-- PROBLEM TO WORK ON --
Starting with the first line and ending with the last, copy the entries word for word.

-- MATERIALS PROVIDED --
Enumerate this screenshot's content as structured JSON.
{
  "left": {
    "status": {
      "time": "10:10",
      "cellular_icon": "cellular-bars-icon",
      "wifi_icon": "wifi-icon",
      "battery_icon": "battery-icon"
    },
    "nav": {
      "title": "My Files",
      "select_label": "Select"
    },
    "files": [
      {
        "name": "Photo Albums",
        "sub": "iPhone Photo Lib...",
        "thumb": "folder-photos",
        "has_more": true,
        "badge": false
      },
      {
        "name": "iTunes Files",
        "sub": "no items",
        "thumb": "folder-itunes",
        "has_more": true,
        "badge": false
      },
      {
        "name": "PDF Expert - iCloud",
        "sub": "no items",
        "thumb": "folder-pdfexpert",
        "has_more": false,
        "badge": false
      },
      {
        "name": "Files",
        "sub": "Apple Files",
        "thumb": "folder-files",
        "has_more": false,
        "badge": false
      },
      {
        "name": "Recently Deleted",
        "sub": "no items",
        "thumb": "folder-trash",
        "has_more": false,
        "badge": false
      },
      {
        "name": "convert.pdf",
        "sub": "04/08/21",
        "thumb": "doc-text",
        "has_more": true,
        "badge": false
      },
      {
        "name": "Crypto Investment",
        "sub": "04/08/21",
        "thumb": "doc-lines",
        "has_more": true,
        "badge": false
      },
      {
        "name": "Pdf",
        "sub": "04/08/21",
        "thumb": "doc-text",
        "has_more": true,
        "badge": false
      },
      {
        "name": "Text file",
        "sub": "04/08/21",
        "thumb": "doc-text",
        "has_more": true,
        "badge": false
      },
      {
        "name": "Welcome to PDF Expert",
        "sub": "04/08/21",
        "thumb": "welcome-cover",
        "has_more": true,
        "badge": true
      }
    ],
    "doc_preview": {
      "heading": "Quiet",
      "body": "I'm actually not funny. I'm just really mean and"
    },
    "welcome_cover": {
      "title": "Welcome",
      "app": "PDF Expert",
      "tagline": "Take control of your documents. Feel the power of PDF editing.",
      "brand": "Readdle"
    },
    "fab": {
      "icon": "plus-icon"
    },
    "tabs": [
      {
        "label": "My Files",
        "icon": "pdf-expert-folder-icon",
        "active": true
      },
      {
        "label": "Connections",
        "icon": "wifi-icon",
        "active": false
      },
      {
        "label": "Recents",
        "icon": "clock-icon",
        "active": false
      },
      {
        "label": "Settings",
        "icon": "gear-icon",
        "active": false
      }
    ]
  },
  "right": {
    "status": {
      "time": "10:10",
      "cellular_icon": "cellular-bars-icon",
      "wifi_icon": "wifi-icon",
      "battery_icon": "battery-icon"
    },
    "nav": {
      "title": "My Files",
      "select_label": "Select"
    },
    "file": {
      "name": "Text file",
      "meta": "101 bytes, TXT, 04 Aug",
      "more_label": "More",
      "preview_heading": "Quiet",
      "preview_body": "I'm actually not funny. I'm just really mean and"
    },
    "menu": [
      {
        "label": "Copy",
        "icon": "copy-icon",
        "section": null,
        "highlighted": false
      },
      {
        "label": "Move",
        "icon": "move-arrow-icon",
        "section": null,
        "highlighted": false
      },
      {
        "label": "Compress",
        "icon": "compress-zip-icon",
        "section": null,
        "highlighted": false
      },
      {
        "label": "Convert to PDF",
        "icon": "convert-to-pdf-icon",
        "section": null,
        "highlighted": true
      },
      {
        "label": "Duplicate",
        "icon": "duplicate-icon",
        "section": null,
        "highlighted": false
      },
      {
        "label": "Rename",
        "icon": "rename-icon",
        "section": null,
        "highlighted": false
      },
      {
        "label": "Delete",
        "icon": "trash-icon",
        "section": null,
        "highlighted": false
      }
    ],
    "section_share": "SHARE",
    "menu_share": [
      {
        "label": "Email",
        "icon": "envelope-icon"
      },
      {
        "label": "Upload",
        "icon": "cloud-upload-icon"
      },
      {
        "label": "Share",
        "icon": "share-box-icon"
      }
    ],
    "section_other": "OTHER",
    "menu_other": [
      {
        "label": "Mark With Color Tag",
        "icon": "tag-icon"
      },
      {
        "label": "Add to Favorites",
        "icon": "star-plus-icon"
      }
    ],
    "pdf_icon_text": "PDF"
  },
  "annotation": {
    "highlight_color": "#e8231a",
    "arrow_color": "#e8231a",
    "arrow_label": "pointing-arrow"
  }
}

-- OUTPUT OF THE TASK --
Enumerate this screenshot's content as structured JSON.
{
  "left": {
    "status": {
      "time": "10:10",
      "cellular_icon": "cellular-bars-icon",
      "wifi_icon": "wifi-icon",
      "battery_icon": "battery-icon"
    },
    "nav": {
      "title": "My Files",
      "select_label": "Select"
    },
    "files": [
      {
        "name": "Photo Albums",
        "sub": "iPhone Photo Lib...",
        "thumb": "folder-photos",
        "has_more": true,
        "badge": false
      },
      {
        "name": "iTunes Files",
        "sub": "no items",
        "thumb": "folder-itunes",
        "has_more": true,
        "badge": false
      },
      {
        "name": "PDF Expert - iCloud",
        "sub": "no items",
        "thumb": "folder-pdfexpert",
        "has_more": false,
        "badge": false
      },
      {
        "name": "Files",
        "sub": "Apple Files",
        "thumb": "folder-files",
        "has_more": false,
        "badge": false
      },
      {
        "name": "Recently Deleted",
        "sub": "no items",
        "thumb": "folder-trash",
        "has_more": false,
        "badge": false
      },
      {
        "name": "convert.pdf",
        "sub": "04/08/21",
        "thumb": "doc-text",
        "has_more": true,
        "badge": false
      },
      {
        "name": "Crypto Investment",
        "sub": "04/08/21",
        "thumb": "doc-lines",
        "has_more": true,
        "badge": false
      },
      {
        "name": "Pdf",
        "sub": "04/08/21",
        "thumb": "doc-text",
        "has_more": true,
        "badge": false
      },
      {
        "name": "Text file",
        "sub": "04/08/21",
        "thumb": "doc-text",
        "has_more": true,
        "badge": false
      },
      {
        "name": "Welcome to PDF Expert",
        "sub": "04/08/21",
        "thumb": "welcome-cover",
        "has_more": true,
        "badge": true
      }
    ],
    "doc_preview": {
      "heading": "Quiet",
      "body": "I'm actually not funny. I'm just really mean and"
    },
    "welcome_cover": {
      "title": "Welcome",
      "app": "PDF Expert",
      "tagline": "Take control of your documents. Feel the power of PDF editing.",
      "brand": "Readdle"
    },
    "fab": {
      "icon": "plus-icon"
    },
    "tabs": [
      {
        "label": "My Files",
        "icon": "pdf-expert-folder-icon",
        "active": true
      },
      {
        "label": "Connections",
        "icon": "wifi-icon",
        "active": false
      },
      {
        "label": "Recents",
        "icon": "clock-icon",
        "active": false
      },
      {
        "label": "Settings",
        "icon": "gear-icon",
        "active": false
      }
    ]
  },
  "right": {
    "status": {
      "time": "10:10",
      "cellular_icon": "cellular-bars-icon",
      "wifi_icon": "wifi-icon",
      "battery_icon": "battery-icon"
    },
    "nav": {
      "title": "My Files",
      "select_label": "Select"
    },
    "file": {
      "name": "Text file",
      "meta": "101 bytes, TXT, 04 Aug",
      "more_label": "More",
      "preview_heading": "Quiet",
      "preview_body": "I'm actually not funny. I'm just really mean and"
    },
    "menu": [
      {
        "label": "Copy",
        "icon": "copy-icon",
        "section": null,
        "highlighted": false
      },
      {
        "label": "Move",
        "icon": "move-arrow-icon",
        "section": null,
        "highlighted": false
      },
      {
        "label": "Compress",
        "icon": "compress-zip-icon",
        "section": null,
        "highlighted": false
      },
      {
        "label": "Convert to PDF",
        "icon": "convert-to-pdf-icon",
        "section": null,
        "highlighted": true
      },
      {
        "label": "Duplicate",
        "icon": "duplicate-icon",
        "section": null,
        "highlighted": false
      },
      {
        "label": "Rename",
        "icon": "rename-icon",
        "section": null,
        "highlighted": false
      },
      {
        "label": "Delete",
        "icon": "trash-icon",
        "section": null,
        "highlighted": false
      }
    ],
    "section_share": "SHARE",
    "menu_share": [
      {
        "label": "Email",
        "icon": "envelope-icon"
      },
      {
        "label": "Upload",
        "icon": "cloud-upload-icon"
      },
      {
        "label": "Share",
        "icon": "share-box-icon"
      }
    ],
    "section_other": "OTHER",
    "menu_other": [
      {
        "label": "Mark With Color Tag",
        "icon": "tag-icon"
      },
      {
        "label": "Add to Favorites",
        "icon": "star-plus-icon"
      }
    ],
    "pdf_icon_text": "PDF"
  },
  "annotation": {
    "highlight_color": "#e8231a",
    "arrow_color": "#e8231a",
    "arrow_label": "pointing-arrow"
  }
}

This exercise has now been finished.